***** INPUT FOR THIS TASK
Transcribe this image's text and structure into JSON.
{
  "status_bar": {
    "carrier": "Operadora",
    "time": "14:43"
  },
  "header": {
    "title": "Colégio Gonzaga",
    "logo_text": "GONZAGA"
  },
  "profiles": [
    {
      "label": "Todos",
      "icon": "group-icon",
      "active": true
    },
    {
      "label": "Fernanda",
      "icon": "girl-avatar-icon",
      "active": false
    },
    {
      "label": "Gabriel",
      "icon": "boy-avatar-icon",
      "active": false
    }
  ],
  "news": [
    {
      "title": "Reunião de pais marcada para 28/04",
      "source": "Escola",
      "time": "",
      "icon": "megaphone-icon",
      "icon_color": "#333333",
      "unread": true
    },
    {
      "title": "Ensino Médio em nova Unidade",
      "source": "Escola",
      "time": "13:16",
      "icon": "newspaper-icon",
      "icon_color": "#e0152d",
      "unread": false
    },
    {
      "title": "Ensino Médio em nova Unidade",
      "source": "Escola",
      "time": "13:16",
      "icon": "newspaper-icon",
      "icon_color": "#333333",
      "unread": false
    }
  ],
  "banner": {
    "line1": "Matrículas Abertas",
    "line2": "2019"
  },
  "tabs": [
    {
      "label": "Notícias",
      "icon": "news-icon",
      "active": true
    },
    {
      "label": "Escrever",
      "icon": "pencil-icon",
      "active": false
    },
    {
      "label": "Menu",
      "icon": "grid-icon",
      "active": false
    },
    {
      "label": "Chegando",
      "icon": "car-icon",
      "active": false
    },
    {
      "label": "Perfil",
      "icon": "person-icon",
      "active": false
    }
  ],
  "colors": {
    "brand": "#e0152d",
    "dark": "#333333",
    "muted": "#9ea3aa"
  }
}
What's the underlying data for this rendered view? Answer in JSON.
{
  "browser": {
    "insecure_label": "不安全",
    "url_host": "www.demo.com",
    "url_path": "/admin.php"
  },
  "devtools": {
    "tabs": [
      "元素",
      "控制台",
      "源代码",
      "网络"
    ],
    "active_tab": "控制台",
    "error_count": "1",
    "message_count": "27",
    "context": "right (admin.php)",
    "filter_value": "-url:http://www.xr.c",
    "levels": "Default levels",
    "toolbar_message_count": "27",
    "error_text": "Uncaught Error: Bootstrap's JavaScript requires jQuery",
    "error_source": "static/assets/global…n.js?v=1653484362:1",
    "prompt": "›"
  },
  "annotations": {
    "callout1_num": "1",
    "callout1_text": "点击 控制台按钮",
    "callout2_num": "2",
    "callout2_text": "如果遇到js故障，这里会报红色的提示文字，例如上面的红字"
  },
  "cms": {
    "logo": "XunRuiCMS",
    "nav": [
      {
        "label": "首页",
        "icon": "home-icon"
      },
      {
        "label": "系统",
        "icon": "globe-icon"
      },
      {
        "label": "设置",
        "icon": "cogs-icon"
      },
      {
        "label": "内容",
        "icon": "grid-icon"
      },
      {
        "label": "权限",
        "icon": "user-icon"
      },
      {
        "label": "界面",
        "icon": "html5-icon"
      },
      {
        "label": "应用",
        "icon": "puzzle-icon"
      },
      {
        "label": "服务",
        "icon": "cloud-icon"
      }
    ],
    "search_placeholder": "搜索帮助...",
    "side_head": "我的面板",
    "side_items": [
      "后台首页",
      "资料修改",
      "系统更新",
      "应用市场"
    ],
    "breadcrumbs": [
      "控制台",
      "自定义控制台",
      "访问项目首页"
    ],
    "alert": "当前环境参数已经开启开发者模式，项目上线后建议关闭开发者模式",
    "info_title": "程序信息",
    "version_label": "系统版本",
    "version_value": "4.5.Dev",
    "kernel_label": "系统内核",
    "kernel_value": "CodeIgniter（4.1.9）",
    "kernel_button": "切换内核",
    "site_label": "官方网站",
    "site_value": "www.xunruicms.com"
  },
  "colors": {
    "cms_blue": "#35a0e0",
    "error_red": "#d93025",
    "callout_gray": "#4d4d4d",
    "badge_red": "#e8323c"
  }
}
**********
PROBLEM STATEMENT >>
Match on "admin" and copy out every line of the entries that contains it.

ANSWER BOX >>
    "url_path": "/admin.php"
    "context": "right (admin.php)",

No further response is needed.